▸ Required work
What lines of the data include the string "icon"? Copy them all.

(Excerpts from an interface dataset)
• • • • • • •
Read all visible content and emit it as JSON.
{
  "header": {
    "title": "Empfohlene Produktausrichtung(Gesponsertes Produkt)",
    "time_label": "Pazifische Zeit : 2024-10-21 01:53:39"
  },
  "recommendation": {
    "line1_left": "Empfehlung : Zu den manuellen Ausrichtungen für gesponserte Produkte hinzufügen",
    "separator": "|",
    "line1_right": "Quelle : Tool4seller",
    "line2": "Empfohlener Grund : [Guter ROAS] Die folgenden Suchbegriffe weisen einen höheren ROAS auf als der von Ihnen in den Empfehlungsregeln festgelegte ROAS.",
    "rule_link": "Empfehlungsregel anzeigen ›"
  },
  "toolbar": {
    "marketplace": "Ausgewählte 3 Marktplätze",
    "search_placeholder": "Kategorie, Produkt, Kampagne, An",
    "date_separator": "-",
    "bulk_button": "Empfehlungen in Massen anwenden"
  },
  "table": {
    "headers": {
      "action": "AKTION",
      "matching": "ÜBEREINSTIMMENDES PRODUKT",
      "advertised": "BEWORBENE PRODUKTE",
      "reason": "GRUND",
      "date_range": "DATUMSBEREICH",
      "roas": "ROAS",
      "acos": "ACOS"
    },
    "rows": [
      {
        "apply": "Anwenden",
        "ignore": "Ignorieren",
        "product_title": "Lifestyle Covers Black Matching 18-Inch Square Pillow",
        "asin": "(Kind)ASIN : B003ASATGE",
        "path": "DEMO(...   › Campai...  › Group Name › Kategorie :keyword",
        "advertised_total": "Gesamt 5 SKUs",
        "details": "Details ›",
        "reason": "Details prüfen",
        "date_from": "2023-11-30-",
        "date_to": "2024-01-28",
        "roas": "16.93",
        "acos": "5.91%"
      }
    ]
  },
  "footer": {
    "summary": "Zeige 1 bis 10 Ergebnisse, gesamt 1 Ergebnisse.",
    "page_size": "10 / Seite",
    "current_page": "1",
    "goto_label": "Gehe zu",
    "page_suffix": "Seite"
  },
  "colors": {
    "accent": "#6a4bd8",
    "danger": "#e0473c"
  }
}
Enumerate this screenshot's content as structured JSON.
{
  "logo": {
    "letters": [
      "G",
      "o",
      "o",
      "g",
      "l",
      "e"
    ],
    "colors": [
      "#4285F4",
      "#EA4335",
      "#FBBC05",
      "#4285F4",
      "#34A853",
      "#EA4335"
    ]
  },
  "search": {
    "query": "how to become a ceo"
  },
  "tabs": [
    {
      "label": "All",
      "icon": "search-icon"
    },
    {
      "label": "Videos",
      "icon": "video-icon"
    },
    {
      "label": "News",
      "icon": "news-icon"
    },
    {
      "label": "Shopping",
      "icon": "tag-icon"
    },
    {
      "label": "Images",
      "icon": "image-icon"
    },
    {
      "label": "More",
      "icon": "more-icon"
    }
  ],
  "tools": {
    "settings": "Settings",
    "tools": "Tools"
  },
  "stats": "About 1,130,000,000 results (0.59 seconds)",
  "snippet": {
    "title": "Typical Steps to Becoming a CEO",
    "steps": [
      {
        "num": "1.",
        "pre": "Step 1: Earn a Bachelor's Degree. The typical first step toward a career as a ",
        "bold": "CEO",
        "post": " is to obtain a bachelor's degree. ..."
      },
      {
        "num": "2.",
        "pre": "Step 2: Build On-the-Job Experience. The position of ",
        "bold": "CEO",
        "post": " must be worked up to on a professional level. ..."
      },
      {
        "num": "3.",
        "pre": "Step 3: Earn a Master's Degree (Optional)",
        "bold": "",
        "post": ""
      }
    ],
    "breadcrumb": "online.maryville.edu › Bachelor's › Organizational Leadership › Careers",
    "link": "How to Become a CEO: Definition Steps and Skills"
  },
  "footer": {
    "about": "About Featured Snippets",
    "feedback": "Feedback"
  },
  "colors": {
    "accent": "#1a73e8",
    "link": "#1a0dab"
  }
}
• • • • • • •
▸ Your response
      "icon": "search-icon"
      "icon": "video-icon"
      "icon": "news-icon"
      "icon": "tag-icon"
      "icon": "image-icon"
      "icon": "more-icon"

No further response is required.